Kari K. Steele is also running as an incumbent. She has a chemist’s background, having worked at the plants she now manages, and among other goals intends to promote green infrastructure and encourage STEM careers.
Marcelino Garcia is running for his first term. His background is in law, having graduated from Northwestern Law school and served as a public interest law attorney for the past two decades. His priorities include equitable service throughout Chicago and the establishment of green regulations to fill what he perceives to be a void of Federal Leadership.
Marin J. Durkan is also running as an incumbent. Uniquely, he serves as a representative of the Local-150 (i.e. the Union of Operating Engineers), which he claims has given him a unique ability to negotiate public works projects for the MWRD.
While the 6 year term is pretty set with four candidates running for three seats, the Bradford vacancy is a wild card without any incumbents. The field ranges from Preachers to Lawyers to Chemists, each with similar goals but different strategies. For more information, we recommend readers consider the Chicago Sun Times Voter Guide which includes interviews with the candidates running for the 6 year opening, and the Chicago Sun Times Bradford profiles, which include information and interviews with most of the seven candidates running for the Bradford Vacancy.
The featured image is licensed under the Creative Commons; the original image can be found here.
A correction was made to this article on March 8th, 2018. While the original listed MWRD candidate Cam Davis as "Cameron Davis", we discovered that "Cam Davis" was preferred on the ballot. We updated our article appropriately.
Jacob Toner Gosselin
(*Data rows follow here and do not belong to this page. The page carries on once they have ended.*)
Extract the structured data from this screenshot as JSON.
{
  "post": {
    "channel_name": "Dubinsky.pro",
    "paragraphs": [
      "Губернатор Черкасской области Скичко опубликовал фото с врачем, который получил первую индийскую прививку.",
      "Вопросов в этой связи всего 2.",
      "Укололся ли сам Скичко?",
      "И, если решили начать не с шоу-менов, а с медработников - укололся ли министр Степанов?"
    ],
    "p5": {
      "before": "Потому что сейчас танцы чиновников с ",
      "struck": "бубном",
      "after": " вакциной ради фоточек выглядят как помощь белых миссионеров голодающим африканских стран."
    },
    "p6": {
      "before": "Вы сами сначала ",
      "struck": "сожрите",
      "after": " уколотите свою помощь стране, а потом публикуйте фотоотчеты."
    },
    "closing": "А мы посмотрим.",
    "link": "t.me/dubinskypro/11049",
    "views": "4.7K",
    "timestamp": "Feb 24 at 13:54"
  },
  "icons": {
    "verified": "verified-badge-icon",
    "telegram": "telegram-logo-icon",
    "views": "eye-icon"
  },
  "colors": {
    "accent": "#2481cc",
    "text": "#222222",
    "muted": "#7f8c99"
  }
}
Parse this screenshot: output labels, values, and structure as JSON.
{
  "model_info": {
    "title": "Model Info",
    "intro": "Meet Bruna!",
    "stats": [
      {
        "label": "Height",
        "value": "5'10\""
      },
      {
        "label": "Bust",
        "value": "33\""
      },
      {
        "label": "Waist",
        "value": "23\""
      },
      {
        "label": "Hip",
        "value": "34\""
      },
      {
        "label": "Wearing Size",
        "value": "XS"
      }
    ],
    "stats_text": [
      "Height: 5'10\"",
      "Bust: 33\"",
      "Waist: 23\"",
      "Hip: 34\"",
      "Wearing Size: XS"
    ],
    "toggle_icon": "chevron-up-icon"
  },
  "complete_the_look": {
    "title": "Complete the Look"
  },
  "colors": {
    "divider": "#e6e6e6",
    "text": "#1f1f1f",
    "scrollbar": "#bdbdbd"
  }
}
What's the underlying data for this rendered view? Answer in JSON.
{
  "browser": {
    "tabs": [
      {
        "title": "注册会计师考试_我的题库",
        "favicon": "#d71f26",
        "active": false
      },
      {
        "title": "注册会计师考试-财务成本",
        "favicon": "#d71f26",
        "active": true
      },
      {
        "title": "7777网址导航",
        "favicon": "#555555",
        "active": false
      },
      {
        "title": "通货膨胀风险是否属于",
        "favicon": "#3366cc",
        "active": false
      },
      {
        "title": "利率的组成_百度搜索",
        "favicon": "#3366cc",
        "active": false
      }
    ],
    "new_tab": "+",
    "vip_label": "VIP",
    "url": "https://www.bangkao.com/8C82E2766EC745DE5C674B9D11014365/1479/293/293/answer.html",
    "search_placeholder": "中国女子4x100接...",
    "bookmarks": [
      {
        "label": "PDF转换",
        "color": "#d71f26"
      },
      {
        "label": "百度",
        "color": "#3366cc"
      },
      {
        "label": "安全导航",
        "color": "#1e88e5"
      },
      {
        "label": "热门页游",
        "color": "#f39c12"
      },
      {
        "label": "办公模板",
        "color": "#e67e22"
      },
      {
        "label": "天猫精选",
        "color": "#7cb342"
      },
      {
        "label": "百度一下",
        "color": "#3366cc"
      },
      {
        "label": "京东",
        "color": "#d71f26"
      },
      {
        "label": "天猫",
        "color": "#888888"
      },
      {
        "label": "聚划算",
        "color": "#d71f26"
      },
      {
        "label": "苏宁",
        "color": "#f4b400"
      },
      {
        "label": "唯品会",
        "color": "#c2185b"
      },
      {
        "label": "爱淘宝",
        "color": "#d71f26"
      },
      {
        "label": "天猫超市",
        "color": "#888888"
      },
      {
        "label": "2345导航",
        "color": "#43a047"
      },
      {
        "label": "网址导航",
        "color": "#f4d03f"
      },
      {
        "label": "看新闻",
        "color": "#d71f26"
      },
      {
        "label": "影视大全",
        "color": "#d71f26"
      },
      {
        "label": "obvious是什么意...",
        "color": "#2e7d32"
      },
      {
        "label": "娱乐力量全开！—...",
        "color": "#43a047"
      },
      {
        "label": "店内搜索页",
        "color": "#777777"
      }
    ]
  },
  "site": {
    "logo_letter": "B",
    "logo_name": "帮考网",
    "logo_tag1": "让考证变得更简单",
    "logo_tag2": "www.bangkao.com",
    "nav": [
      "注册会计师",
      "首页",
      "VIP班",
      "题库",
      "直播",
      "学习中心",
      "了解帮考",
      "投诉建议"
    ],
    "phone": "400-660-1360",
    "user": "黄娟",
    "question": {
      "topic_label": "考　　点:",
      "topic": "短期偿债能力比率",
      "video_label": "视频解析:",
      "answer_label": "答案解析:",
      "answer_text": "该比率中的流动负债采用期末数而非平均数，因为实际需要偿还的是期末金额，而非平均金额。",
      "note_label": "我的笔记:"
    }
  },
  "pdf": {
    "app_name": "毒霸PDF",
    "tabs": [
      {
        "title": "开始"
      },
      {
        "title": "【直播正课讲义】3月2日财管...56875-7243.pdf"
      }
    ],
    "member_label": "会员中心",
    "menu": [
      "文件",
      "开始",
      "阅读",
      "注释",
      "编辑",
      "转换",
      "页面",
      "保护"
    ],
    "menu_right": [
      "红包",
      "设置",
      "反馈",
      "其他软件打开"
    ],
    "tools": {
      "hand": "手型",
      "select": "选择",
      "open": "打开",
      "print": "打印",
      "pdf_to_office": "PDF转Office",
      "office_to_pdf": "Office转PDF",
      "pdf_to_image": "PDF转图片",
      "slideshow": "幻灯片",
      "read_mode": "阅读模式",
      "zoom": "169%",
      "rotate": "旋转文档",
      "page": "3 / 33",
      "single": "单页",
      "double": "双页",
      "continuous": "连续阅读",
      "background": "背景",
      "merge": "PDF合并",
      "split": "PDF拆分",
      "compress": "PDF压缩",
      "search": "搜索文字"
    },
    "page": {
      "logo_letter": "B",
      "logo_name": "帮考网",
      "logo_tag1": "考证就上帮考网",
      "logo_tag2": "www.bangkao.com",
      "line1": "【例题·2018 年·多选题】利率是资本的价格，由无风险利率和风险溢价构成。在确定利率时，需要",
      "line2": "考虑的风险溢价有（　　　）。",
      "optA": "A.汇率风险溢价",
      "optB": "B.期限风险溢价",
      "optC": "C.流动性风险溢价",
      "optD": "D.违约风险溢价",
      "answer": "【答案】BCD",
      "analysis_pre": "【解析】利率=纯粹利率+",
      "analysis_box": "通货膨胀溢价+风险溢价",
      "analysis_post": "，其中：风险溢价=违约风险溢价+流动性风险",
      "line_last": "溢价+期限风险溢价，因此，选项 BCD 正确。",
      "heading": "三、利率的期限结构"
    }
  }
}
Jacob Gosselin is a fourth-year majoring in Math and Economics and minoring in Creative Writing. He is interested in health policy and criminal justice reform. He's currently working as a data journalist with Injustice Watch, a non-profit newsroom in Chicago. He's previously interned at the Brookings Institution's Center for Health Policy, and the Kaiser Family Foundation. On campus, Jacob is the Captain of the Varsity Cross Country and Track teams, and was the Managing Editor of The Gate from 2017-2018. He enjoys reporting on local issues, running with his friends, and tutoring at Chavez Middle School with the Chicago Peace Corps.